The dedication page of Marina Keegan posthumous collection of short essays is a three line poem called "Bygones" and it is prescient -
Do you wanna leave soon?
No, I want enough time to be in love with everything...
And I cry because everything is so beautiful and so short.
Marina Keegan was a 23-year-old promising young writer who graduated with honors from Yale with a job waiting for her at The New Yorker and a play she had written set for production at the New York Fringe Festival.
Five days later she died in a car crash in Dennis.
Yale professor Anne Fadiman, Keegan’s mentor, writes in the book's introduction, “When a young person dies, much of the tragedy lies in her promise: what she would have done. But Marina left what she had already done: an entire body of writing far more than could fit between these covers.”
She wrote the title essay originally in the Yale Daily News. It begins, "We don’t have a word for the opposite of loneliness, but if we did, I could say that’s what I want in life. What I’m grateful and thankful to have found at Yale, and what I’m scared of losing when we wake up tomorrow and leave this place."... You can read it here.

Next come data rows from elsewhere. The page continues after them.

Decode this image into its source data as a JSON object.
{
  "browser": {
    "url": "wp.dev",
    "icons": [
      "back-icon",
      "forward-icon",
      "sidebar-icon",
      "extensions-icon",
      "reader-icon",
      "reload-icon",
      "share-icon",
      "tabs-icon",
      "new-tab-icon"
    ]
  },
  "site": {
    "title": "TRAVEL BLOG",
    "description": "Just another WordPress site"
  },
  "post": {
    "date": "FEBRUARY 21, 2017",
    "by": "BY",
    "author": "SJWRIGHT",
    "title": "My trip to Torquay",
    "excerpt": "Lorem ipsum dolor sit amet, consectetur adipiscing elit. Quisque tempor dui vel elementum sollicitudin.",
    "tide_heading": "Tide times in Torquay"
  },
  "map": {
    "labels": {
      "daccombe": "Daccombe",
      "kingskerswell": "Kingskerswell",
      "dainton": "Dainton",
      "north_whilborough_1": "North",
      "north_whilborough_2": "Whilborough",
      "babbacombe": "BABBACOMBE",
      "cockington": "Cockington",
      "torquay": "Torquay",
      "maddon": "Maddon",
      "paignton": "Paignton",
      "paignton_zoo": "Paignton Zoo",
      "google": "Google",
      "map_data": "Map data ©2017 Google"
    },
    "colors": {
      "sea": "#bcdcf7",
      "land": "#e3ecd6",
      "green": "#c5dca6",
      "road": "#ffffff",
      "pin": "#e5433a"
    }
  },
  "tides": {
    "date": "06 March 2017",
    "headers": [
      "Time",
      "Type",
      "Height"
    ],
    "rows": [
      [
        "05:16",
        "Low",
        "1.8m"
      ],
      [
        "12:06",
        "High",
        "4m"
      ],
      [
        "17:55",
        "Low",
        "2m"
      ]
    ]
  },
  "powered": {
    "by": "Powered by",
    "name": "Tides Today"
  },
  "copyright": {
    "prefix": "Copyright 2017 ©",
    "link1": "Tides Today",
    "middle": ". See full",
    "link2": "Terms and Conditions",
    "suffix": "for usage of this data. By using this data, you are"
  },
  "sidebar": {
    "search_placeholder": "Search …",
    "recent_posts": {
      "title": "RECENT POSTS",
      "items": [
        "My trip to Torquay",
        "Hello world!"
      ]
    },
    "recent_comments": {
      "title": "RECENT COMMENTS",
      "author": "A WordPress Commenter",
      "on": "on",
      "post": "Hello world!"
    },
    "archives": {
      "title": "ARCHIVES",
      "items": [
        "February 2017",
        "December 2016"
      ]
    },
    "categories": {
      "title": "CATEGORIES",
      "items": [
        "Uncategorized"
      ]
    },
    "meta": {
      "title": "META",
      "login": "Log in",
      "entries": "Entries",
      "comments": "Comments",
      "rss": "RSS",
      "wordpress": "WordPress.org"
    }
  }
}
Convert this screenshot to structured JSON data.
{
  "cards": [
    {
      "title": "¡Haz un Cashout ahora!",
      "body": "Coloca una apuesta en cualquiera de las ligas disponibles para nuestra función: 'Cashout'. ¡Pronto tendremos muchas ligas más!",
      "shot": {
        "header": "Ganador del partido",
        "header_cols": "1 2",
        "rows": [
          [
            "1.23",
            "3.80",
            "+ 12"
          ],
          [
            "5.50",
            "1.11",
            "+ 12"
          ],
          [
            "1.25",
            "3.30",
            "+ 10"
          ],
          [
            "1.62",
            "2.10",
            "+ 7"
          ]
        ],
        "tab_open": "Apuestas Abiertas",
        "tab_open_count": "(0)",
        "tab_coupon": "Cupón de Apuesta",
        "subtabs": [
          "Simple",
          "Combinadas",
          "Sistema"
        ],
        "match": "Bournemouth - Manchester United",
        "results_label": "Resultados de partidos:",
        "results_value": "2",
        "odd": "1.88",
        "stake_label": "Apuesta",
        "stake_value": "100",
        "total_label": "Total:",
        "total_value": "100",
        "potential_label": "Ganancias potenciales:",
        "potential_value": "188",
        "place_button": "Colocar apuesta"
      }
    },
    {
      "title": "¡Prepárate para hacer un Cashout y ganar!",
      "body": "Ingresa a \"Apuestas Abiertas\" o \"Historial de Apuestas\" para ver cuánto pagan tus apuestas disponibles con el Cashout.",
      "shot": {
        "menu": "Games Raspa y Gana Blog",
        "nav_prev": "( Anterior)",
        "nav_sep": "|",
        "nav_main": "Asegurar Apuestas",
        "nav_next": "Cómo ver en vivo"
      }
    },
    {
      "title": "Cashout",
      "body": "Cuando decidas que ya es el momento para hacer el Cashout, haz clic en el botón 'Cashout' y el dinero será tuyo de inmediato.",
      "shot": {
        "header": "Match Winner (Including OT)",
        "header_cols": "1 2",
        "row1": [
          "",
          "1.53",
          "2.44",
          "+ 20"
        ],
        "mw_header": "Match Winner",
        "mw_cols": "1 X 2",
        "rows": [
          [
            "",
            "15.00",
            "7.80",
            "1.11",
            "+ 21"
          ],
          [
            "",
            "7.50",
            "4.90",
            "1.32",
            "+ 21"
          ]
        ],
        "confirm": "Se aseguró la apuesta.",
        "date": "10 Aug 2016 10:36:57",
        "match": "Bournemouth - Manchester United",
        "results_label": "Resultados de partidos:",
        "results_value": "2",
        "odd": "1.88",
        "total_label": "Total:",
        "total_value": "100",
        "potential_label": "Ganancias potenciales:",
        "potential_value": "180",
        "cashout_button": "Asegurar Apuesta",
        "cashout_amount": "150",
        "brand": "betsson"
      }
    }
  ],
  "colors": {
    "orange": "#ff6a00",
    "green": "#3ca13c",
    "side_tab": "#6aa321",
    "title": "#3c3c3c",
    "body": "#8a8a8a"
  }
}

One of the most touching stories is "Cold Pastoral", a melancholy exploration of young love. The protagonist, Claire, is a college student who learns of the death of a one-time lover. Her mourning process is full of anxiety as she grieves for someone with who she shared a bed, but someone she didn't understand. This leads Claire to a painful universal truth: we are not guaranteed leading roles in other people's stories, no matter how much we feel we may deserve them.
When the moon gets bored, it kills whales
That is the opening line of Marina's second essay "Why we care about whales", and it is both powerful and beautiful:
When the moon gets bored, it kills whales. Blue whales and fin whales and humpback, sperm and orca whales; centrifugal forces don’t discriminate.
With a hushed retreat, the moon pulls waters out from under fins and flippers, oscillating them backward and forward before they slip outward. At nighttime, the moon watches its work. Silver light traces the strips of lingering water, the jittery crabs, the lumps of tangled seaweed.
Slowly, awkwardly, the whales find their footing. They try to fight the waves, but they can’t fight the moon. They can’t fight the world’s rotation or the bathymetry of oceans or the inevitability that sometimes things just don’t work out... Read the rest here.
A summer visitor to Wellfleet with her family, a play by Keegan, "Utility Monster", was staged by the Wellfleet Harbor Actors Theater at the start of their 2013 season. "Utility Monster", according to WHAT.org won "Best Reading" at the Midtown International Theatre Festival in 2011.
Her mother and professor have published a collection of her short essays called "The Opposite of Loneliness", and it is very good.
You can read a little of it here.